Kathy Dahl-Bredine and her husband, Phil Dahl-Bredine continue to live and work in the indigenous mountain area north of Oaxaca City, Mexico with Mixtec indigenous communities. Formerly with Maryknoll Lay Missioners, they are a part of a small non-profit organization, Instituto Paz en las Americas. For the past 15 years they have collaborated with CEDICAM, a local organization of small farm families, as well as other local groups. Ms. Dahl-Bredine works mostly to empower families in techniques of sustainable, organic farming practices, agro-ecology, and reforestation. She focuses on working with children, youth, and families on appropriate technologies, including solar cooking.
Kathy Dahl-Bredine is also the inventor of the Windshield Shade Solar Cooker, which is probably the simplest solar cooker yet devised.
She reports being a user and teacher of solar cookers since 2001 - teaching more than 150 people and distributing over 100 cookers, empowering at least 500 people in Mexico.
News and recent developments
- November 2015: Just published Milpa! from Seed to Salsa - Ancient Ingredients for a Sustainable Future a bilingual book, complete with gorgeous photos and recipes, on the ancient - and still current - system of companion planting, a millennial tradition that produces a sustainable and healthy system of eating and can offer hope for the future of the planet. The Dahl-Bredines have been on book tours, encouraging discussions with small groups across much of the USA. In January they will be taking it to the West Coast, USA. There is more information on this wiki's Book Page and Facebook

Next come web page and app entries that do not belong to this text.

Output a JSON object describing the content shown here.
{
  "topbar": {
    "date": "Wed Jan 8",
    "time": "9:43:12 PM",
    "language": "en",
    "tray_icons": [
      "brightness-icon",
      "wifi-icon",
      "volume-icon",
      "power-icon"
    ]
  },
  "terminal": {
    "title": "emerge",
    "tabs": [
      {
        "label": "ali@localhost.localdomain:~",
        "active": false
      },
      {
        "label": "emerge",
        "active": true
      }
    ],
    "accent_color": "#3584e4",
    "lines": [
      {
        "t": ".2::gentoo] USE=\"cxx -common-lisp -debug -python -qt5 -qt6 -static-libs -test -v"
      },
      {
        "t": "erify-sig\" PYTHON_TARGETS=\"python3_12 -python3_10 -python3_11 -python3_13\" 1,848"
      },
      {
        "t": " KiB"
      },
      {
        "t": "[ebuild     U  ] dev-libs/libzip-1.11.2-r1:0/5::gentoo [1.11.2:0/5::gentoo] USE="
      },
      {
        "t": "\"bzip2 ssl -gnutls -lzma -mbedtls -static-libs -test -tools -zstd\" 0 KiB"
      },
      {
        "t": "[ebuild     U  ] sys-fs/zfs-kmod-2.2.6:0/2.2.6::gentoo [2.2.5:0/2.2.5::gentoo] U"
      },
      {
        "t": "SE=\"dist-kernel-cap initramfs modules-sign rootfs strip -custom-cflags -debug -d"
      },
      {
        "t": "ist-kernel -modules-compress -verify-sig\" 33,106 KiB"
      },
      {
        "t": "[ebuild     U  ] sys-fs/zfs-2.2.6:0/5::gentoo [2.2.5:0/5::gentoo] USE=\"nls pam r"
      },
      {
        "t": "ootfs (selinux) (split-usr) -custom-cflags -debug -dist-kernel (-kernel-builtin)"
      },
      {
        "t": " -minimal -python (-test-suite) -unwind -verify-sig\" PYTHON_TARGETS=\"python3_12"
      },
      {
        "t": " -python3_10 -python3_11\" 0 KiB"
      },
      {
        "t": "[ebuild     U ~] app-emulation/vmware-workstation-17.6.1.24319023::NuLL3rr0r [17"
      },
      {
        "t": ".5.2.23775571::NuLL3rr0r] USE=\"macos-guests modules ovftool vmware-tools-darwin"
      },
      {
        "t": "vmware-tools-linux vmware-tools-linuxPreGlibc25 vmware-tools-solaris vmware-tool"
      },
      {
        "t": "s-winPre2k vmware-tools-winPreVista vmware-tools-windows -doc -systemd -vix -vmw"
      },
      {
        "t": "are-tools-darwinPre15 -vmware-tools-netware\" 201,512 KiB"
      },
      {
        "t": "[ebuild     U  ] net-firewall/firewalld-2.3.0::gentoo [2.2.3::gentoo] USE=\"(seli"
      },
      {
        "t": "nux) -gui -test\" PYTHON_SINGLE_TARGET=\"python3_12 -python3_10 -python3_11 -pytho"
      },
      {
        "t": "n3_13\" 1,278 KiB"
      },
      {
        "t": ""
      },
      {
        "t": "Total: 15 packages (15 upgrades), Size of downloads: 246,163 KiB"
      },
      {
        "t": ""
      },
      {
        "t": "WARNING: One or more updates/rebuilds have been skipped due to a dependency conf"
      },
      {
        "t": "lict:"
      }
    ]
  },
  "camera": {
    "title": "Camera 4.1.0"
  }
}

- March 2006: Kathy Dahl-Bredine reports that solar cooking is taking hold in the state of Oaxaca. She gave nine workshops in her first year and helped about 150 people learn to make and use solar cookers. In the workshops, new solar cooking students are given homework — to teach others how to make and use a CooKit-style solar panel cooker. Ms. Dahl-Bredine reports that many of her students have done their homework and taught others. She has also taught solar cooking skills to Indian development promoters who are spreading the idea to many other families. She writes, “It sounds like a great many of the cookers are getting used. … One woman I work with said, ‘Now I know that I don’t have to worry about whether I’ve turned the beans off when I leave the house, because if they are in the solar cooker, I know they are fine.’ … One woman I know here in Oaxaca City told me about a certain dish she makes, a particular chicken enchilada, that her 10-year-old son never especially liked, but the first time she made it in her solar cooker … her son said, ‘Wow, this is delicious. What makes it so different?’” Ms. Dahl-Bredine reports that the major motivation for using the solar cookers is that people have little income, and benefit from reduced fuel costs. The CooKit-type solar cooker is practical because it is inexpensive and can be made by the families themselves. She emphasizes follow-up visits with new learners, because people don’t always get everything they need to know from one workshop. When people are learning, she says, “you want all the conditions to be right to succeed at first.” After people have some experience, they can try more challenging cooking problems. She believes that experienced solar cooks can use their solar cookers most days even during Oaxaca’s rainy season, by starting early in the day and planning carefully.
Audio and video
- November 2015:Solar cooker dissemination - rural Oaxaca, Mexico
- Windshield shade solar funnel cooker
- Previous work with the Mixtec Children's Project
Apartado Postal 1332
68000 Oaxaca * OAX